Many children in the United States grow up without the stable, consistent involvement of their biological fathers. Recent surveys show that 40 percent of children with nonresidential, biological fathers have not seen their fathers in at least one year, and an estimated two-thirds of nonresidential fathers do not pay child support. The implications of this trend are substantial, as these children are more likely to experience poverty, perform poorly in school, engage in criminal activity, and abuse drugs and alcohol. Among men in state prisons, 55 percent are fathers of children under the age of 18. Recent studies have shown that nearly 3 percent of U.S. children (2.1 million nationwide) under the age of 18 have fathers who are incarcerated. The effects of having an incarcerated parent on children may include impaired parent-child bonding and socioemotional development, as well as reactive behaviors and an intergenerational cycle of crime and incarceration. Rates of incarcerated fathers vary across racial groups. Studies show that while 1.2 percent of non-Hispanic white children have a father who is incarcerated, 3 5 percent of Hispanic children, and 9.1 percent of non-Hispanic black children have an incarcerated father.

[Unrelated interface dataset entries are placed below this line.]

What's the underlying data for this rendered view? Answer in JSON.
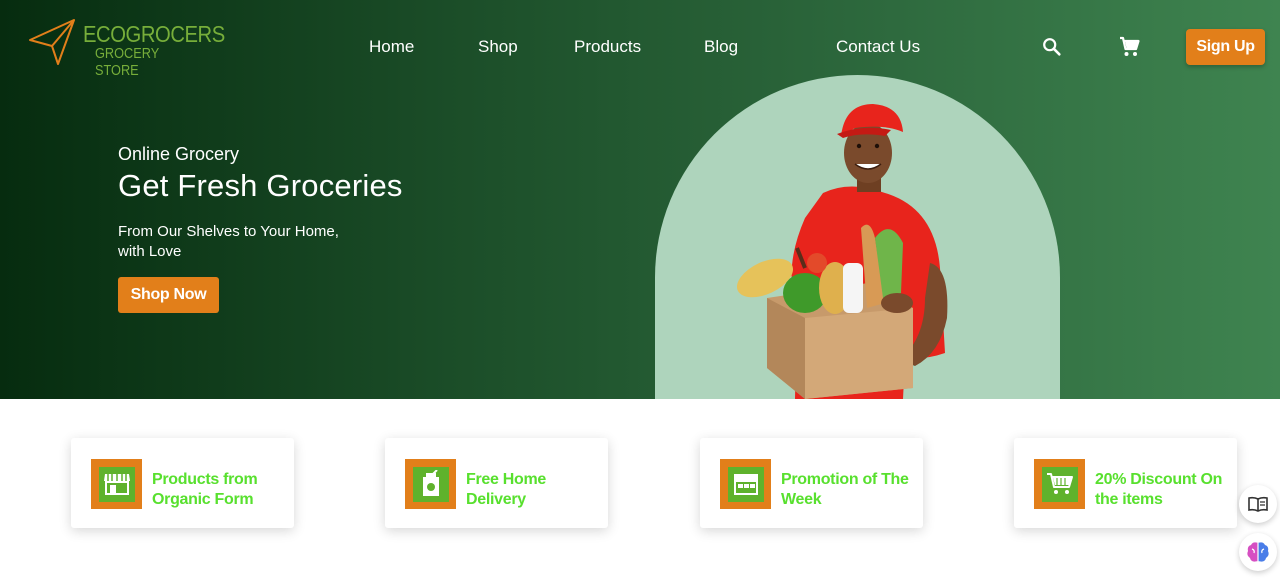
{
  "brand": {
    "name": "ECOGROCERS",
    "tagline": "GROCERY STORE",
    "color": "#77ae3a"
  },
  "nav": {
    "items": [
      {
        "label": "Home"
      },
      {
        "label": "Shop"
      },
      {
        "label": "Products"
      },
      {
        "label": "Blog"
      },
      {
        "label": "Contact Us"
      }
    ],
    "search_icon": "search-icon",
    "cart_icon": "cart-icon",
    "signup_label": "Sign Up"
  },
  "hero": {
    "eyebrow": "Online Grocery",
    "title": "Get Fresh Groceries",
    "description": "From Our Shelves to Your Home, with Love",
    "cta_label": "Shop Now",
    "image": "delivery-man-with-grocery-box"
  },
  "features": [
    {
      "label": "Products from Organic Form",
      "icon": "storefront-icon"
    },
    {
      "label": "Free Home Delivery",
      "icon": "delivery-bag-icon"
    },
    {
      "label": "Promotion of The Week",
      "icon": "shop-icon"
    },
    {
      "label": "20% Discount On the items",
      "icon": "cart-icon"
    }
  ],
  "colors": {
    "accent": "#e27f1a",
    "feature_text": "#58e02e",
    "hero_start": "#062c0f",
    "hero_end": "#3f8450",
    "arch": "#aed4bc"
  }
}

As we begin to recognize the complexity of paternal involvement, as well as recent changes in fathering trends, policies, and programs have been developed to support fathers’ development and involvement in their children’s lives. A host of programs at the federal, state, and local levels aim to support positive fathering. At the federal level, for example, the Bush Administration’s Fatherhood Initiative, the Health and Human Services Department, and the Family and Youth Services Bureau have proposed programs to strengthen the role of the fathers, programs to assist noncustodial fathers become more involved in their children’s lives, and programs that provide mentoring for children of prisoners. See also Development, Emotional; Development, Social; Incarcerated Parents, Children of; Peers and Friends.
Further Readings: Lamb, M. E. (1975). Fathers: Forgotten contributors to child development. Human Development 4, 245-266; Tamis-LeMonda, C. S., and N. Cabrera, eds. (2002). Handbook of father involvement: Multidisciplinary perspectives. Mahwah, NJ: Erlbaum; Palkovitz, R. (2002). Involved fathering and men’s adult development. Mahwah, NJ: Erlbaum; Parke, R. D. (2002). Fathers and families. In M. H. Bornstein, ed., Handbook of Parenting. 2nd ed. Mahwah, NJ: Erlbaum, pp. 27-73.
M. Ann Easterbrooks and Cynthia R. Davis